"Soft" is the word that comes to mind when I think of Michael.
Maybe it's the hair.
I met Michael salsa dancing, then later stumbled upon him at Starbucks on campus. He holds the unique perspective of knowing me as a social dancer first, then as a student. Perhaps unaware, he knew the softest place of my heart, before learning the tougher aspects of my being. His dancing lead is soft, his eyes look softly, his hair is soft to touch. It is so rare to find.
Michael is fascinated with the human brain. Its plasticity amazes him: how the brain can grow and branch out beyond itself. When he talks about his studies, it's less about hard-fact science, but leaves an impression of awe and wonder. He likes billowy cursive writing from an inky pen; words weigh with meaning in his mind.
He's a Guatamalteco, but he doesn't claim much attachment to his ethnic roots. Micahel is aware that many people are tied to their heritage emotionally, but to him, "It never really helped me."
Rather, he enjoys spending time alone. Although not actively involved in any social groups, he cherishes the time he spends with individuals. Michael's picky for the right reasons: he values his time and energy.
"I come, but then I leave."
His commute from Seal Beach to UCI is a bit of a hassle, but it's worth it. One can find him in the Ayala Science Library, backpack at his side. When he's not studying, he's working as a kids' soccer coach.
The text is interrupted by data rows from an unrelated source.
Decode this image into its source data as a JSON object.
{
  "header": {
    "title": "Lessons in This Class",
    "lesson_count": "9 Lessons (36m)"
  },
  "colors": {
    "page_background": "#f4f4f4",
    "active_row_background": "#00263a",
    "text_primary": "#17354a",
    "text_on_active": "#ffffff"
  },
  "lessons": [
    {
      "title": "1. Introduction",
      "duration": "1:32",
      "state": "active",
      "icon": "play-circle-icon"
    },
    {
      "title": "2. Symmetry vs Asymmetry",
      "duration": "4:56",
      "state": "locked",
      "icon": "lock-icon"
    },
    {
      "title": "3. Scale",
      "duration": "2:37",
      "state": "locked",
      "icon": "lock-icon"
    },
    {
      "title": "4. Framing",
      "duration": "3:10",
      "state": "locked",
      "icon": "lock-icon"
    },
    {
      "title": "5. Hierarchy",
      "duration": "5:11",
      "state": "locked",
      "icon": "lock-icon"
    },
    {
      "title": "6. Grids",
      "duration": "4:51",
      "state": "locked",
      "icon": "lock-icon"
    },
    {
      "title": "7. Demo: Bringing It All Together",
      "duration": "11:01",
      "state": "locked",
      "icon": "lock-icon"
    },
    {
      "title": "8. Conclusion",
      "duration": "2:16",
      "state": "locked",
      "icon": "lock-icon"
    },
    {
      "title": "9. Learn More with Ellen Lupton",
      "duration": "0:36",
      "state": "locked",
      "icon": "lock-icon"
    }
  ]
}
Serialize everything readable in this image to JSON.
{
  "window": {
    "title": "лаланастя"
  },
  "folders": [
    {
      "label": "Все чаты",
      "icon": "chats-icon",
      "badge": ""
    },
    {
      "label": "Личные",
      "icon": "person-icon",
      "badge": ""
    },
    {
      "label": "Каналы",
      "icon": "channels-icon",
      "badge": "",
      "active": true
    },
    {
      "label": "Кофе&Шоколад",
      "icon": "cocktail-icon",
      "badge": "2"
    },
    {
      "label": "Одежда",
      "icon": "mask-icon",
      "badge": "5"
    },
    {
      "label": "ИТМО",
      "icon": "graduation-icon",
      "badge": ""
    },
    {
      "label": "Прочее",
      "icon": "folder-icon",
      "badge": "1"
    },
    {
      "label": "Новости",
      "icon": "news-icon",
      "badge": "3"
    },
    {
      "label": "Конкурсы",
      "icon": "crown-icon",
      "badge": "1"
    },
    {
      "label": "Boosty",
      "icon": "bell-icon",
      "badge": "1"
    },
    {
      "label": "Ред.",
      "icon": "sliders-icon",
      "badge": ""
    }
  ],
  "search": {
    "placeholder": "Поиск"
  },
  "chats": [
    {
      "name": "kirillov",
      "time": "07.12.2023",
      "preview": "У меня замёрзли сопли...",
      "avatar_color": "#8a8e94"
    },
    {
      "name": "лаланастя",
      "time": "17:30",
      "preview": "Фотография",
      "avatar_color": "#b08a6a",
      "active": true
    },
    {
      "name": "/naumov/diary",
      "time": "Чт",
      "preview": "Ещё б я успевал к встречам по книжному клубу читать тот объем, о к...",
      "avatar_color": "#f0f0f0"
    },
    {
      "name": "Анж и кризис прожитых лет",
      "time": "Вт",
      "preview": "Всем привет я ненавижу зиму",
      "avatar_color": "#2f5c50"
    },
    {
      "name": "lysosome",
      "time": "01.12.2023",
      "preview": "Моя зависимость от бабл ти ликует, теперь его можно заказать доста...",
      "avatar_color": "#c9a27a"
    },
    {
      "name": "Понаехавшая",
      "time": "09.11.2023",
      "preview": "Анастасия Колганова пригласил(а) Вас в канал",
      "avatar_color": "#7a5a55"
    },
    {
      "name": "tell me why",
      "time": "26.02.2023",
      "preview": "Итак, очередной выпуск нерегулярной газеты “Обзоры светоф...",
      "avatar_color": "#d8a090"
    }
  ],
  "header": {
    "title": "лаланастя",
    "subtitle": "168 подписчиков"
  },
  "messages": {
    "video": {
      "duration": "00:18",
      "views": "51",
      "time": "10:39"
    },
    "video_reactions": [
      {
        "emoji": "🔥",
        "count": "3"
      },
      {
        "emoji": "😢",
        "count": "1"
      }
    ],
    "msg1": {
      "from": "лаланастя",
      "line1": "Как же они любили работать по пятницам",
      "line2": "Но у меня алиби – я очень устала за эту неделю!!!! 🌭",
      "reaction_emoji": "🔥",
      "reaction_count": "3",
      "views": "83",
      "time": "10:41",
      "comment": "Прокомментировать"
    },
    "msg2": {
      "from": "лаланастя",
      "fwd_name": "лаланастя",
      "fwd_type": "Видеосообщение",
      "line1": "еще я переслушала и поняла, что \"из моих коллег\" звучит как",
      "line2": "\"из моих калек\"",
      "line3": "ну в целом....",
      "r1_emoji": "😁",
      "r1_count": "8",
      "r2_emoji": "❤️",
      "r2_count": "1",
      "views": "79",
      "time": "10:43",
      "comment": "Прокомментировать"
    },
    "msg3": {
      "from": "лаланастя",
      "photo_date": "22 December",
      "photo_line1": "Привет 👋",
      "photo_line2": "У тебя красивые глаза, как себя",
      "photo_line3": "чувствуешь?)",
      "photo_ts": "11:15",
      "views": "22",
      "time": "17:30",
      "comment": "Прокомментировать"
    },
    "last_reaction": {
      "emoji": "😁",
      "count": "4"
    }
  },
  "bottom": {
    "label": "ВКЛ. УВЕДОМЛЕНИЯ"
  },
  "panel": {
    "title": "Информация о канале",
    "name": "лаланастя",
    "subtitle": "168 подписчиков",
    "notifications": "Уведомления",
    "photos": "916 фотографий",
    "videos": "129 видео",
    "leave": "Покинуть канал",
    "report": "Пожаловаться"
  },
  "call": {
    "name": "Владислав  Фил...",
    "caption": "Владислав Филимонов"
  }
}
Michael likes having long hair because he can do different things with it--it can be tied up, let down, or hidden under a knit beanie. It doesn't threaten his masculinity. What matters is underneath, anyways. If the brains come first, beauty comes naturally after.